__WHAT YOU NEED TO DO__
Restate every line of the material, word for word.

__INPUT FOR THIS TASK__
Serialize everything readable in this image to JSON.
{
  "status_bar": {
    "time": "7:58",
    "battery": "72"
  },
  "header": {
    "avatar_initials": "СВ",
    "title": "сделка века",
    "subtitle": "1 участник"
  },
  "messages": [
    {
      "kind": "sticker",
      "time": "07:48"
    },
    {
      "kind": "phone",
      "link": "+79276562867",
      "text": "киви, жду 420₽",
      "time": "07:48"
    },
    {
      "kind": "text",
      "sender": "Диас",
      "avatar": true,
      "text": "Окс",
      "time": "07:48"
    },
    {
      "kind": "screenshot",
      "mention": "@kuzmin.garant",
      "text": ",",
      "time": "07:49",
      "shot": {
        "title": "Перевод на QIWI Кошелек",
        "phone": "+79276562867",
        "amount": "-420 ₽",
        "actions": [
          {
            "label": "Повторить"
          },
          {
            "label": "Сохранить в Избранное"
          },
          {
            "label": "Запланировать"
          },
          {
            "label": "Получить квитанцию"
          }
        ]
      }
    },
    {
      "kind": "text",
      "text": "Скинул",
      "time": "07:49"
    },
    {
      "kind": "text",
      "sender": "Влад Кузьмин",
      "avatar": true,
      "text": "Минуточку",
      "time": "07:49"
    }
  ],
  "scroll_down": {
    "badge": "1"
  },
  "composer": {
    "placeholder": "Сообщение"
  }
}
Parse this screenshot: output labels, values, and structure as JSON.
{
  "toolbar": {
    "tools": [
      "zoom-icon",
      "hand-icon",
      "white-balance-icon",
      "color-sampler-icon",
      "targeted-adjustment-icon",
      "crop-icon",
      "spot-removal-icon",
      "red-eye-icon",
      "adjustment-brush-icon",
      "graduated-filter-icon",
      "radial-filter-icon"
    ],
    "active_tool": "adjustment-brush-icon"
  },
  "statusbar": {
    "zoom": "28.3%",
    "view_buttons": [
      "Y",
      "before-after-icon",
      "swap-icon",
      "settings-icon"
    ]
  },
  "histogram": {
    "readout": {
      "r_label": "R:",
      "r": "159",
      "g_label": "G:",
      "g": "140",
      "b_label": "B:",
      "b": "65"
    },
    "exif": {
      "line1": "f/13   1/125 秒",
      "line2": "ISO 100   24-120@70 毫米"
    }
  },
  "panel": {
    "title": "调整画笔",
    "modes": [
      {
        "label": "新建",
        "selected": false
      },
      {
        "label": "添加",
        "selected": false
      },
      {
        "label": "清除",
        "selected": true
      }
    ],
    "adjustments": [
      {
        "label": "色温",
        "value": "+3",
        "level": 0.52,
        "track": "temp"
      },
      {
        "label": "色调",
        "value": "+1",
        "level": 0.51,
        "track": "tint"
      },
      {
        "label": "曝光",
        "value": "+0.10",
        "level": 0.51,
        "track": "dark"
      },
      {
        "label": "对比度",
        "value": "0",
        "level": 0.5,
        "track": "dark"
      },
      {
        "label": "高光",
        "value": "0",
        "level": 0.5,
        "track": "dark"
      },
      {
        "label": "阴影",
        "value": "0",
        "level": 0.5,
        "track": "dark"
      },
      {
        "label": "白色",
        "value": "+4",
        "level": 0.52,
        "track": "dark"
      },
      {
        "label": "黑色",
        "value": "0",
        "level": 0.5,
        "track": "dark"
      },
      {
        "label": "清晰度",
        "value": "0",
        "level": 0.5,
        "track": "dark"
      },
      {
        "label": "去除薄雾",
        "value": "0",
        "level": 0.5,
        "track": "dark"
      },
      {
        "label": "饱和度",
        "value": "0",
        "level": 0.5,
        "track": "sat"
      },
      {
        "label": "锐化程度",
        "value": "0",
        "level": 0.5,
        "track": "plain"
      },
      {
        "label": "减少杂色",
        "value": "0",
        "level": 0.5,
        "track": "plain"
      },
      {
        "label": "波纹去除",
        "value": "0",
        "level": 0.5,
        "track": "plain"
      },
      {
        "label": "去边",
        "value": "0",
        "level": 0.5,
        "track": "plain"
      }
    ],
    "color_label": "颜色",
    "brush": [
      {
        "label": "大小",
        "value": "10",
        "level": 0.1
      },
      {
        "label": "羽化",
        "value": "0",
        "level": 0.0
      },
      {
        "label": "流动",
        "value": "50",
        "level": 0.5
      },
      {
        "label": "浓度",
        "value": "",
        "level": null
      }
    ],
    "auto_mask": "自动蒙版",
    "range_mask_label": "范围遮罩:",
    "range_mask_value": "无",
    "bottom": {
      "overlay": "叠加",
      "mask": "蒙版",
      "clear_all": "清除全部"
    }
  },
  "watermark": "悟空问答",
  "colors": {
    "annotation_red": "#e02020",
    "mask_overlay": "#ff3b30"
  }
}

__ANSWER TO THIS EXERCISE__
Serialize everything readable in this image to JSON.
{
  "status_bar": {
    "time": "7:58",
    "battery": "72"
  },
  "header": {
    "avatar_initials": "СВ",
    "title": "сделка века",
    "subtitle": "1 участник"
  },
  "messages": [
    {
      "kind": "sticker",
      "time": "07:48"
    },
    {
      "kind": "phone",
      "link": "+79276562867",
      "text": "киви, жду 420₽",
      "time": "07:48"
    },
    {
      "kind": "text",
      "sender": "Диас",
      "avatar": true,
      "text": "Окс",
      "time": "07:48"
    },
    {
      "kind": "screenshot",
      "mention": "@kuzmin.garant",
      "text": ",",
      "time": "07:49",
      "shot": {
        "title": "Перевод на QIWI Кошелек",
        "phone": "+79276562867",
        "amount": "-420 ₽",
        "actions": [
          {
            "label": "Повторить"
          },
          {
            "label": "Сохранить в Избранное"
          },
          {
            "label": "Запланировать"
          },
          {
            "label": "Получить квитанцию"
          }
        ]
      }
    },
    {
      "kind": "text",
      "text": "Скинул",
      "time": "07:49"
    },
    {
      "kind": "text",
      "sender": "Влад Кузьмин",
      "avatar": true,
      "text": "Минуточку",
      "time": "07:49"
    }
  ],
  "scroll_down": {
    "badge": "1"
  },
  "composer": {
    "placeholder": "Сообщение"
  }
}
Parse this screenshot: output labels, values, and structure as JSON.
{
  "toolbar": {
    "tools": [
      "zoom-icon",
      "hand-icon",
      "white-balance-icon",
      "color-sampler-icon",
      "targeted-adjustment-icon",
      "crop-icon",
      "spot-removal-icon",
      "red-eye-icon",
      "adjustment-brush-icon",
      "graduated-filter-icon",
      "radial-filter-icon"
    ],
    "active_tool": "adjustment-brush-icon"
  },
  "statusbar": {
    "zoom": "28.3%",
    "view_buttons": [
      "Y",
      "before-after-icon",
      "swap-icon",
      "settings-icon"
    ]
  },
  "histogram": {
    "readout": {
      "r_label": "R:",
      "r": "159",
      "g_label": "G:",
      "g": "140",
      "b_label": "B:",
      "b": "65"
    },
    "exif": {
      "line1": "f/13   1/125 秒",
      "line2": "ISO 100   24-120@70 毫米"
    }
  },
  "panel": {
    "title": "调整画笔",
    "modes": [
      {
        "label": "新建",
        "selected": false
      },
      {
        "label": "添加",
        "selected": false
      },
      {
        "label": "清除",
        "selected": true
      }
    ],
    "adjustments": [
      {
        "label": "色温",
        "value": "+3",
        "level": 0.52,
        "track": "temp"
      },
      {
        "label": "色调",
        "value": "+1",
        "level": 0.51,
        "track": "tint"
      },
      {
        "label": "曝光",
        "value": "+0.10",
        "level": 0.51,
        "track": "dark"
      },
      {
        "label": "对比度",
        "value": "0",
        "level": 0.5,
        "track": "dark"
      },
      {
        "label": "高光",
        "value": "0",
        "level": 0.5,
        "track": "dark"
      },
      {
        "label": "阴影",
        "value": "0",
        "level": 0.5,
        "track": "dark"
      },
      {
        "label": "白色",
        "value": "+4",
        "level": 0.52,
        "track": "dark"
      },
      {
        "label": "黑色",
        "value": "0",
        "level": 0.5,
        "track": "dark"
      },
      {
        "label": "清晰度",
        "value": "0",
        "level": 0.5,
        "track": "dark"
      },
      {
        "label": "去除薄雾",
        "value": "0",
        "level": 0.5,
        "track": "dark"
      },
      {
        "label": "饱和度",
        "value": "0",
        "level": 0.5,
        "track": "sat"
      },
      {
        "label": "锐化程度",
        "value": "0",
        "level": 0.5,
        "track": "plain"
      },
      {
        "label": "减少杂色",
        "value": "0",
        "level": 0.5,
        "track": "plain"
      },
      {
        "label": "波纹去除",
        "value": "0",
        "level": 0.5,
        "track": "plain"
      },
      {
        "label": "去边",
        "value": "0",
        "level": 0.5,
        "track": "plain"
      }
    ],
    "color_label": "颜色",
    "brush": [
      {
        "label": "大小",
        "value": "10",
        "level": 0.1
      },
      {
        "label": "羽化",
        "value": "0",
        "level": 0.0
      },
      {
        "label": "流动",
        "value": "50",
        "level": 0.5
      },
      {
        "label": "浓度",
        "value": "",
        "level": null
      }
    ],
    "auto_mask": "自动蒙版",
    "range_mask_label": "范围遮罩:",
    "range_mask_value": "无",
    "bottom": {
      "overlay": "叠加",
      "mask": "蒙版",
      "clear_all": "清除全部"
    }
  },
  "watermark": "悟空问答",
  "colors": {
    "annotation_red": "#e02020",
    "mask_overlay": "#ff3b30"
  }
}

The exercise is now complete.